|Elevation||1,752 m (5,748 ft)|
|Listing||Country high point|
|Location||Côte d'Ivoire – Guinea – Liberia|
Mount Richard-Molard is a mountain along the border of Côte d'Ivoire and Guinea in West Africa. At 1,752 m (5,750 ft) it is the highest point in both nations. The mountain is the highest peak of the Nimba Range (the "Guinean Backbone"), straddling the border between the two countries and Liberia. The nearest major settlement are the town Yekepa to the west in Liberia and Bossou in Guinea.
Since 1944 the area, excluding Liberia's portion, has been a nature reserve. Currently covering 180 km², the Mount Nimba Strict Nature Reserve is classified as a World Heritage Site, including both rainforest and savanna. It is a "strict" reserve, forbidding tourism.
The mountain is named after the French geographer Jacques Richard-Molard, who died in an accident at the mountain site in 1951. Before that it was called Mount Nouon. Sometimes the term Mount Nimba, which is the name of the whole range, is used for its highest peak as well.
The mountain is rich in iron ore and cobalt. There was intensive mining in the Liberian portion of the mountain until reserves were exhausted in 1989. The mix of iron-quartzite sheets, schists and granitogneiss has produced startling land formations by soil erosion.
World Heritage Status
- Colombant, Nico (30 January 2008)."Villagers Resist Environmentalists Around Guinea's Mount Nimba". Voice of America.
- Westermann, Diedrich; Smith, Edwin William; Forde, Cyril Daryll (1951). Africa.
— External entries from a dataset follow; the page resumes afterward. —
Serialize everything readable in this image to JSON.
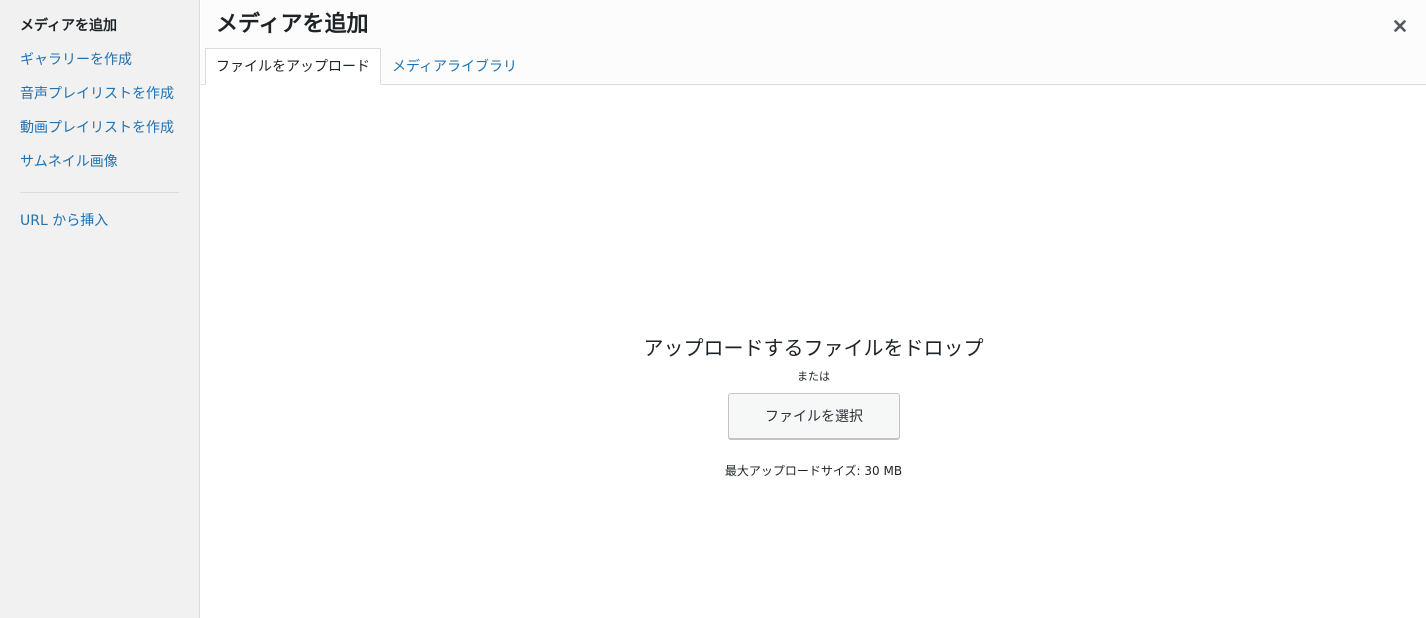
{
  "sidebar": {
    "items": [
      {
        "label": "メディアを追加"
      },
      {
        "label": "ギャラリーを作成"
      },
      {
        "label": "音声プレイリストを作成"
      },
      {
        "label": "動画プレイリストを作成"
      },
      {
        "label": "サムネイル画像"
      },
      {
        "label": "URL から挿入"
      }
    ]
  },
  "header": {
    "title": "メディアを追加",
    "close_icon": "close-icon"
  },
  "tabs": [
    {
      "label": "ファイルをアップロード"
    },
    {
      "label": "メディアライブラリ"
    }
  ],
  "uploader": {
    "drop_text": "アップロードするファイルをドロップ",
    "or_text": "または",
    "select_button": "ファイルを選択",
    "max_size": "最大アップロードサイズ: 30 MB"
  },
  "colors": {
    "link": "#2271b1",
    "text": "#1d2327",
    "sidebar_bg": "#f1f1f1",
    "border": "#dcdcde"
  }
}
Oxford University Press. p. 335. OCLC 50238863
- Pugh, John Charles; Morgan, W. B. (1969). West Africa. London: Methuen. ISBN 0-416-26900-1.
- Paysage culturel des monts Nimba, UNESCO World Heritage Centre. (in French)